▶ **Required work**
Every line below that holds "icon" must be copied.

▶ **The records**
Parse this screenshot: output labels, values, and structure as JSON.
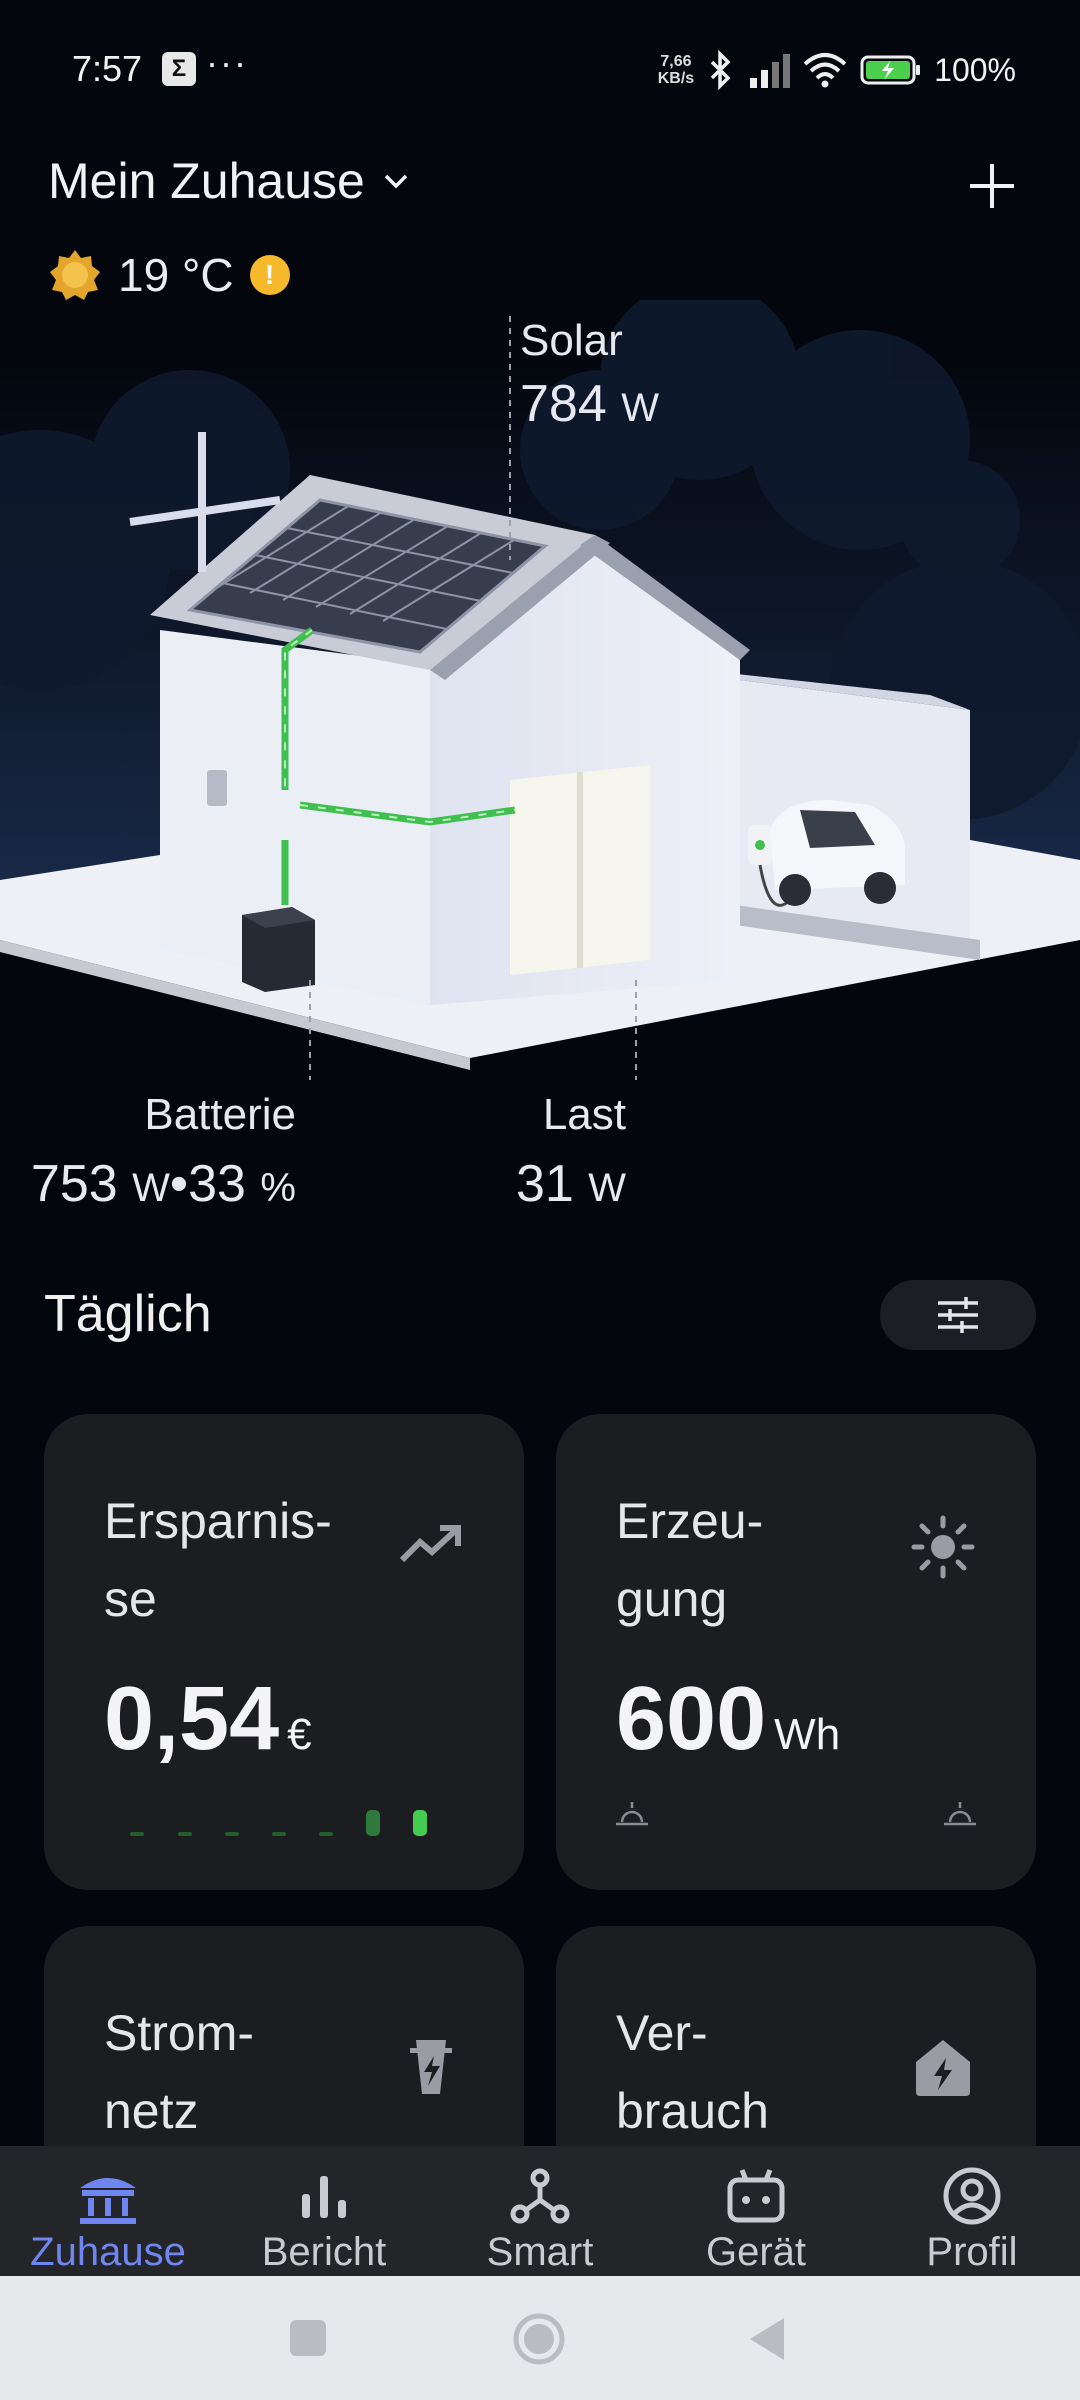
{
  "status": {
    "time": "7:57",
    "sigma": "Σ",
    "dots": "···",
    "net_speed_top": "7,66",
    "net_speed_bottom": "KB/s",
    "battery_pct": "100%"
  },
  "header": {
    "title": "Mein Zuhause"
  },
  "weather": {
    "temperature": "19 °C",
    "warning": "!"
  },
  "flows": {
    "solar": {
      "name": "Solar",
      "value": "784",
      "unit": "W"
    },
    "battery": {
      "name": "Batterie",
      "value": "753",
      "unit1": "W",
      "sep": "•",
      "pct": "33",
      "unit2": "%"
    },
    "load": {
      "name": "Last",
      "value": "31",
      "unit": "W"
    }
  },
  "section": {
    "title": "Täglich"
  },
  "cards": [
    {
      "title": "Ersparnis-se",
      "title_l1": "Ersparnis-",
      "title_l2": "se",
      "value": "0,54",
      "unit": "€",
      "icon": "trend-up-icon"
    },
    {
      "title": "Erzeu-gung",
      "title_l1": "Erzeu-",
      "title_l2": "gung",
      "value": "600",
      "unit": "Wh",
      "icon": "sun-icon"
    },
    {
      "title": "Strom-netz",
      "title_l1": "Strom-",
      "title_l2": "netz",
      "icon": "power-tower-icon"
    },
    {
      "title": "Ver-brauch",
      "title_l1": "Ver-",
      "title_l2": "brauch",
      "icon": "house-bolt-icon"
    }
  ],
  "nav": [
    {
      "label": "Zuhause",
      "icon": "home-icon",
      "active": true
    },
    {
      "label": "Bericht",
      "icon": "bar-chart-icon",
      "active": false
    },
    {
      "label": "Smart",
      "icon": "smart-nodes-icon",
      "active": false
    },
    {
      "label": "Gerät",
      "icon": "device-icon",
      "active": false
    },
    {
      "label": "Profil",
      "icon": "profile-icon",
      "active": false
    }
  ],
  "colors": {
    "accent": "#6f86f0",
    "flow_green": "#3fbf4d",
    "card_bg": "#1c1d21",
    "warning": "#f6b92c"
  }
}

▶ **Response for this exercise**
      "icon": "trend-up-icon"
      "icon": "sun-icon"
      "icon": "power-tower-icon"
      "icon": "house-bolt-icon"
      "icon": "home-icon",
      "icon": "bar-chart-icon",
      "icon": "smart-nodes-icon",
      "icon": "device-icon",
      "icon": "profile-icon",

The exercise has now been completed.